Management at EAI expects the partnerships to reduce operating and administration spending by 25 percent, enabling EAI to reinvest 20 percent back into the classroom – and make a 5 percent profit.[71] For their part, school districts incur no additional costs because EAI operates the schools for the average annual per-pupil cost, about $5,500 in Baltimore, already allocated for public education.[72]

Yet schools often enjoy enhanced service quality. For example, EAI's partnership with Johnson Controls World Services in Baltimore has led to an upgrade in facilities maintenance (See Case Study on page 11).

At South Pointe Elementary, EAI's efforts have been well-received by teachers, unions, and administrators alike. "Their training of teachers is the best I've seen in 35 years," says South Pointe Lead Teacher Linda Lentin. She points out that the teachers at South Pointe worked in conjunction with school administrators over a period of time to bring EAI to the school. In Baltimore, by contrast, there was some resistance from the teaching staff, because administrators "didn't give those teachers time to develop an open attitude toward the program," says Lentin.[73]

Because both the school and EAI's role in it are new, test-score results are not yet available. Says Lentin, "We think we'll see a small gain, but obviously you don't make those gains overnight. You have to give us some time, and give the kids some time." Perhaps one of the best indicators of the school's promise to date is the fact that a number of affluent families have chosen to send their children there despite the fact that over 90 percent of the school's students qualify for the federal lunch program for low-income students, according to Lentin. Says Lentin, "They said these [affluent] parents would never come, would never entrust their children to an inner-city school. EAI has helped us do that."[74]

Since the advent of contracts between EAI and the public schools, at least two more private-management companies have entered the market. Whittle Communications, which launched the Edison Project, a plan to construct 1,000 for-profit private schools, also intends to offer its services to public schools, including charter schools. According to Benno Schmidt, president of Edison, "We're going to bring our design to public schools where we're wanted, where we're invited and where we're given freedom."[75] Another start-up company, Alternative Public Schools, Inc. (APSI), based in Nashville, also offers management and curriculum-development services. Like EAI, APSI would provide management and curriculum-development services. Unlike its competitor, however, APSI plans to hire and train its own teachers to staff the public schools.

Not all private-management efforts are comprehensive in scope. Many school districts contract with management consultants for specific needs. The Detroit Public Schools, for example, contracts with Wilkerson & Associates to assist Detroit's 24 "Empowered Schools" in making the transition from conventional operation to autonomous charter schools. The consulting firm is assisting with team building as the school develops a new governance structure. It has established an automated financial-management system and helps the schools manage a competitive bidding process for purchasing goods and services. "We make sure we do knowledge transfer as well so [public administrators] can acquire the skills they need to do the work after our contract expires," says Wilkerson consultant Renee Bundy.[76] "The involvement with an outside firm was the major factor in helping these educators and parents at the schools be able to really concentrate on teaching children," says Larry Patrick, board member and past president of the Detroit Board of Education.[77]
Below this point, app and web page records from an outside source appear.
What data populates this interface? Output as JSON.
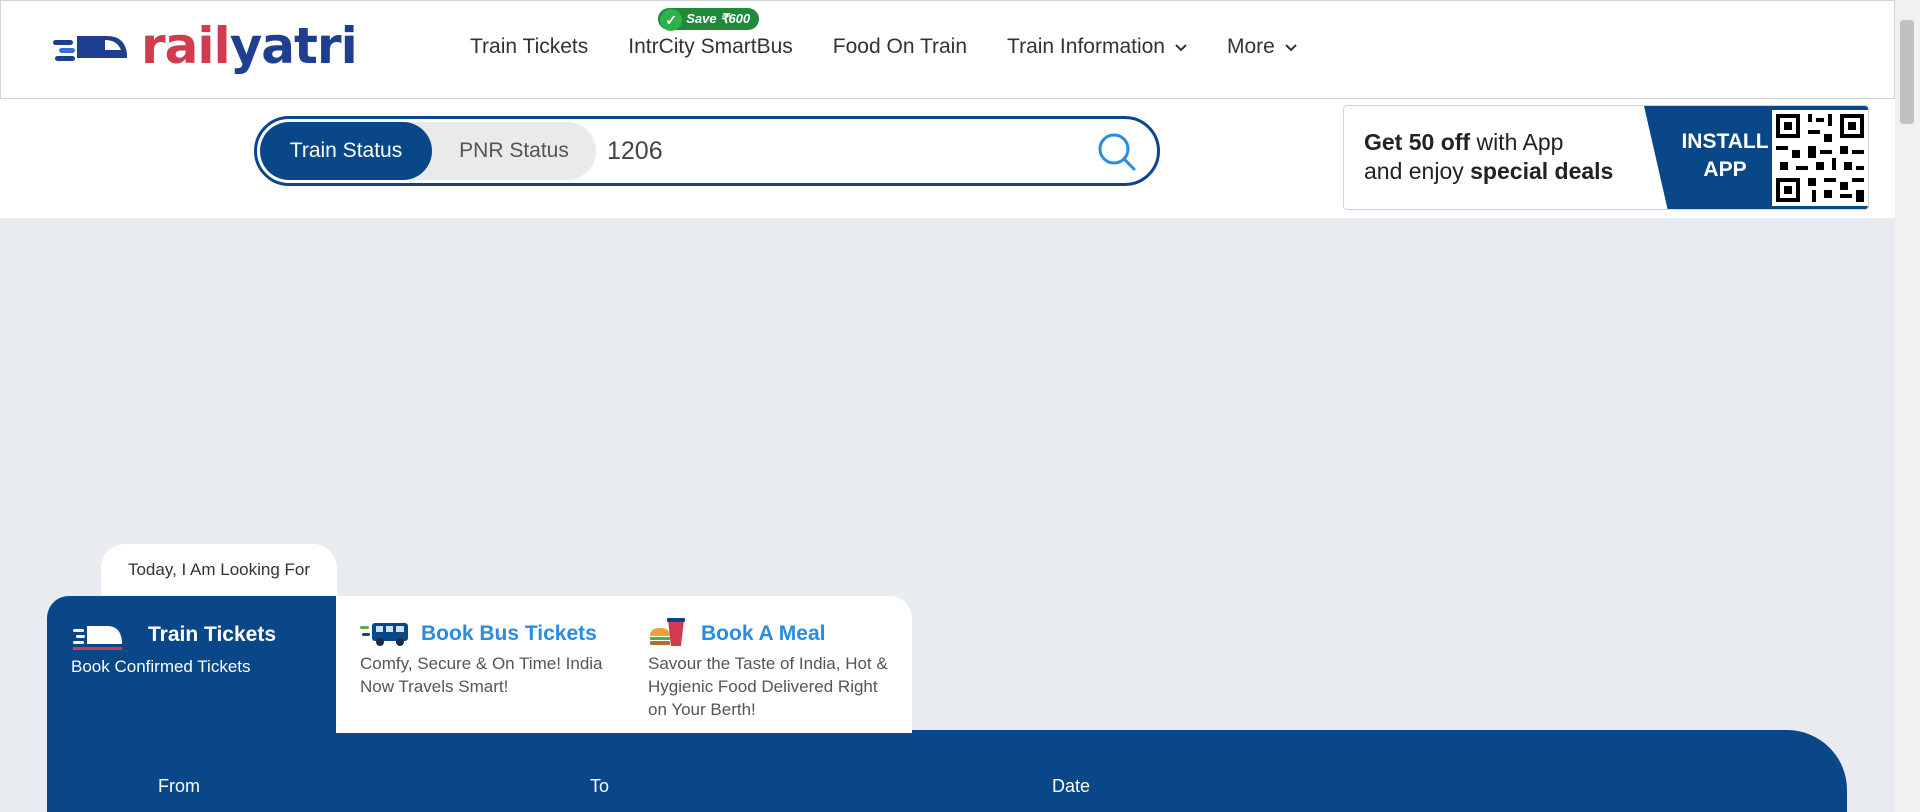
{
  "brand": {
    "part1": "rail",
    "part2": "yatri"
  },
  "nav": {
    "items": [
      {
        "label": "Train Tickets"
      },
      {
        "label": "IntrCity SmartBus",
        "badge": "Save ₹600"
      },
      {
        "label": "Food On Train"
      },
      {
        "label": "Train Information"
      },
      {
        "label": "More"
      }
    ]
  },
  "search": {
    "tabs": [
      "Train Status",
      "PNR Status"
    ],
    "active_tab": "Train Status",
    "value": "1206"
  },
  "app_banner": {
    "line1_bold": "Get 50 off",
    "line1_rest": " with App",
    "line2_rest": "and enjoy ",
    "line2_bold": "special deals",
    "install_line1": "INSTALL",
    "install_line2": "APP"
  },
  "looking_for": "Today, I Am Looking For",
  "services": [
    {
      "title": "Train Tickets",
      "desc": "Book Confirmed Tickets",
      "icon": "train-icon"
    },
    {
      "title": "Book Bus Tickets",
      "desc": "Comfy, Secure & On Time! India Now Travels Smart!",
      "icon": "bus-icon"
    },
    {
      "title": "Book A Meal",
      "desc": "Savour the Taste of India, Hot & Hygienic Food Delivered Right on Your Berth!",
      "icon": "meal-icon"
    }
  ],
  "booking_form": {
    "from_label": "From",
    "to_label": "To",
    "date_label": "Date"
  },
  "colors": {
    "primary": "#0a4788",
    "brand_red": "#d23b4e",
    "badge_green": "#1e8a3a",
    "link_blue": "#2a8be0"
  }
}
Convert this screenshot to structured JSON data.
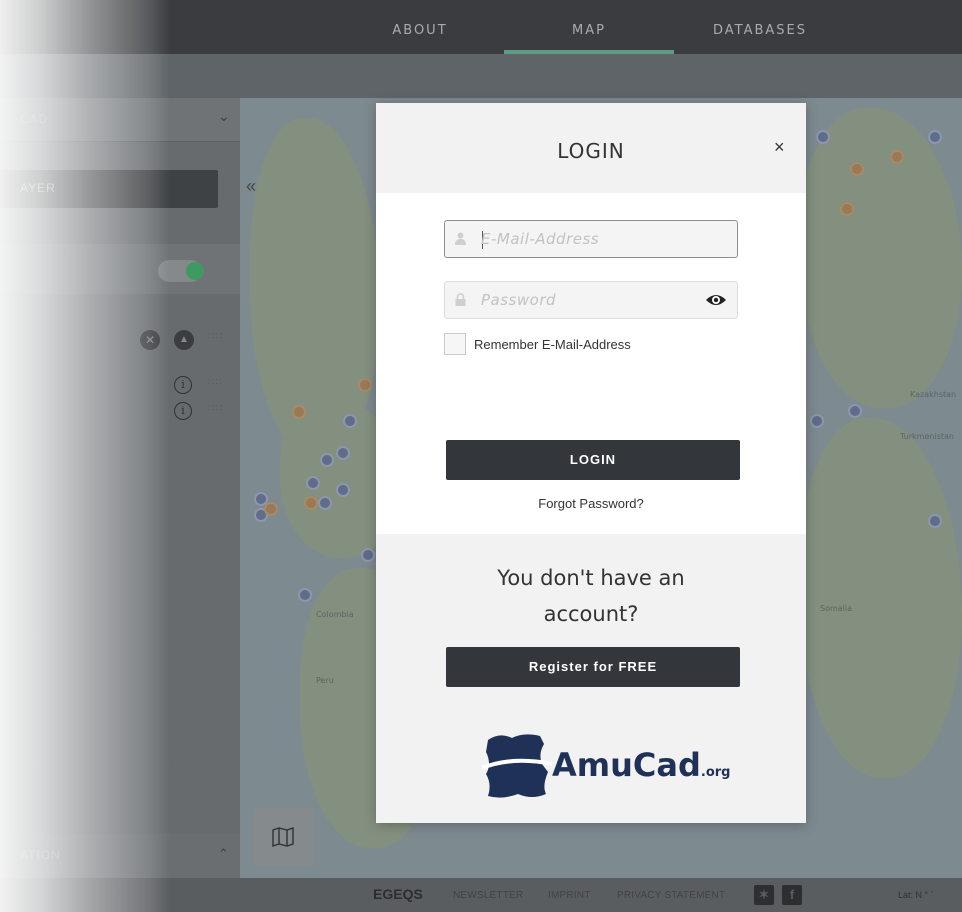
{
  "nav": {
    "items": [
      {
        "label": "ABOUT"
      },
      {
        "label": "MAP",
        "active": true
      },
      {
        "label": "DATABASES"
      }
    ]
  },
  "left_panel": {
    "select_label": "CAD",
    "layer_button_label": "AYER",
    "bottom_label": "ATION",
    "toggle_on": true
  },
  "footer": {
    "brand": "EGEQS",
    "links": [
      "NEWSLETTER",
      "IMPRINT",
      "PRIVACY STATEMENT"
    ],
    "social": [
      "twitter-icon",
      "facebook-icon"
    ],
    "latlon": "Lat: N ° ´"
  },
  "modal": {
    "title": "LOGIN",
    "close_label": "×",
    "email_placeholder": "E-Mail-Address",
    "password_placeholder": "Password",
    "remember_label": "Remember E-Mail-Address",
    "login_button": "LOGIN",
    "forgot_link": "Forgot Password?",
    "no_account_text": "You don't have an account?",
    "register_button": "Register for FREE",
    "brand_name": "AmuCad",
    "brand_tld": ".org"
  },
  "colors": {
    "dark_button": "#33363a",
    "nav_active_underline": "#5f9a82",
    "brand_blue": "#1f3156",
    "toggle_on": "#3f9a62"
  },
  "map_labels": [
    "Colombia",
    "Peru",
    "Kazakhstan",
    "Turkmenistan",
    "Somalia"
  ]
}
The efforts of these private firms and the public schools in partnership with them signal a shift in the way schools manage administrative and instructional operations. Such services have traditionally been handled in-house, but with public pressure for school improvement, more schools may tap into the expertise and flexibility that private sector management firms can provide.